Thursday, September 15, 2011
Like a lot of people I'm trying to figure out how scared to be about the European debt situation. The main potential fear is obviously a banking crisis triggered by write-downs of Greek and possibly other peripheral sovereign debt. To that end, I've been poking around the ECB website trying to understand how much the European Central Bank (ECB) is lending to euro-area banks (as a sign of stress that they can't borrow from each other). It's immediately obvious that the ECB balance sheet is an arcane and specialized area of knowledge and in one morning I'm not getting to an adequate state of understanding to really know what I'm looking at.
But - I figure somewhere in the larger blogosphere is someone who knows! So if you know who that person is, point me in their direction.
In the meantime I've found three series that seem from their description to be about lending by the ECB to banks. Up top is "Lending to euro area credit institutions related to MPOs denominated in euro" which shows a suitably massive spike at the time of the 2008 crisis another spike in mid 2010 and a milder run-up more recently.

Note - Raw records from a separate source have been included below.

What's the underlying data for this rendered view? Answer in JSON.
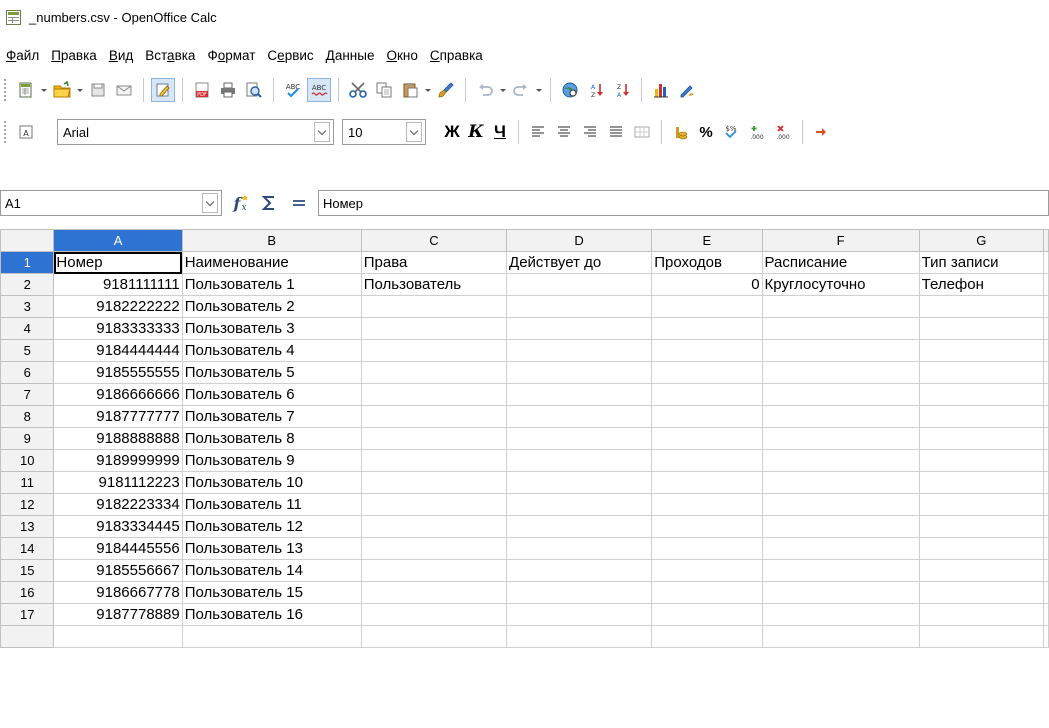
{
  "window": {
    "title": "_numbers.csv - OpenOffice Calc"
  },
  "menu": [
    {
      "mnemonic": "Ф",
      "rest": "айл"
    },
    {
      "mnemonic": "П",
      "rest": "равка"
    },
    {
      "mnemonic": "В",
      "rest": "ид"
    },
    {
      "pre": "Вст",
      "mnemonic": "а",
      "rest": "вка"
    },
    {
      "pre": "Ф",
      "mnemonic": "о",
      "rest": "рмат"
    },
    {
      "pre": "С",
      "mnemonic": "е",
      "rest": "рвис"
    },
    {
      "mnemonic": "Д",
      "rest": "анные"
    },
    {
      "mnemonic": "О",
      "rest": "кно"
    },
    {
      "mnemonic": "С",
      "rest": "правка"
    }
  ],
  "format_bar": {
    "font_name": "Arial",
    "font_size": "10",
    "bold_glyph": "Ж",
    "italic_glyph": "К",
    "underline_glyph": "Ч",
    "percent_glyph": "%"
  },
  "formula_bar": {
    "cell_ref": "A1",
    "content": "Номер"
  },
  "sheet": {
    "columns": [
      "A",
      "B",
      "C",
      "D",
      "E",
      "F",
      "G"
    ],
    "active_column": 0,
    "active_row": 1,
    "rows": [
      {
        "n": "1",
        "cells": [
          "Номер",
          "Наименование",
          "Права",
          "Действует до",
          "Проходов",
          "Расписание",
          "Тип записи"
        ]
      },
      {
        "n": "2",
        "cells": [
          "9181111111",
          "Пользователь 1",
          "Пользователь",
          "",
          "0",
          "Круглосуточно",
          "Телефон"
        ]
      },
      {
        "n": "3",
        "cells": [
          "9182222222",
          "Пользователь 2",
          "",
          "",
          "",
          "",
          ""
        ]
      },
      {
        "n": "4",
        "cells": [
          "9183333333",
          "Пользователь 3",
          "",
          "",
          "",
          "",
          ""
        ]
      },
      {
        "n": "5",
        "cells": [
          "9184444444",
          "Пользователь 4",
          "",
          "",
          "",
          "",
          ""
        ]
      },
      {
        "n": "6",
        "cells": [
          "9185555555",
          "Пользователь 5",
          "",
          "",
          "",
          "",
          ""
        ]
      },
      {
        "n": "7",
        "cells": [
          "9186666666",
          "Пользователь 6",
          "",
          "",
          "",
          "",
          ""
        ]
      },
      {
        "n": "8",
        "cells": [
          "9187777777",
          "Пользователь 7",
          "",
          "",
          "",
          "",
          ""
        ]
      },
      {
        "n": "9",
        "cells": [
          "9188888888",
          "Пользователь 8",
          "",
          "",
          "",
          "",
          ""
        ]
      },
      {
        "n": "10",
        "cells": [
          "9189999999",
          "Пользователь 9",
          "",
          "",
          "",
          "",
          ""
        ]
      },
      {
        "n": "11",
        "cells": [
          "9181112223",
          "Пользователь 10",
          "",
          "",
          "",
          "",
          ""
        ]
      },
      {
        "n": "12",
        "cells": [
          "9182223334",
          "Пользователь 11",
          "",
          "",
          "",
          "",
          ""
        ]
      },
      {
        "n": "13",
        "cells": [
          "9183334445",
          "Пользователь 12",
          "",
          "",
          "",
          "",
          ""
        ]
      },
      {
        "n": "14",
        "cells": [
          "9184445556",
          "Пользователь 13",
          "",
          "",
          "",
          "",
          ""
        ]
      },
      {
        "n": "15",
        "cells": [
          "9185556667",
          "Пользователь 14",
          "",
          "",
          "",
          "",
          ""
        ]
      },
      {
        "n": "16",
        "cells": [
          "9186667778",
          "Пользователь 15",
          "",
          "",
          "",
          "",
          ""
        ]
      },
      {
        "n": "17",
        "cells": [
          "9187778889",
          "Пользователь 16",
          "",
          "",
          "",
          "",
          ""
        ]
      },
      {
        "n": "",
        "cells": [
          "",
          "",
          "",
          "",
          "",
          "",
          ""
        ]
      }
    ]
  },
  "colors": {
    "header_active": "#2e72d2",
    "header_bg": "#f2f2f2",
    "grid_line": "#cfcfcf"
  }
}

Next is "Other claims on euro area credit institutions denominated in euro":
That also shows panic in 2008 (and some weird outlier in 2002) a peak in mid 2010 and then even more escalating usage recently.
Next is "Other Liquidity Providing Operations":
Apparently some parties needed a lot of liquidity in late 2009, even more in 2010, which they didn't give back, and now there is another spike in demand for it. Note the scale of this graph is significantly less than the one up top however (all units are millions of euros).
Finally, here is the overall size of the ECB balance sheet:
If anyone can shed more light on the exact meaning of these series or what else to look at I'd be grateful.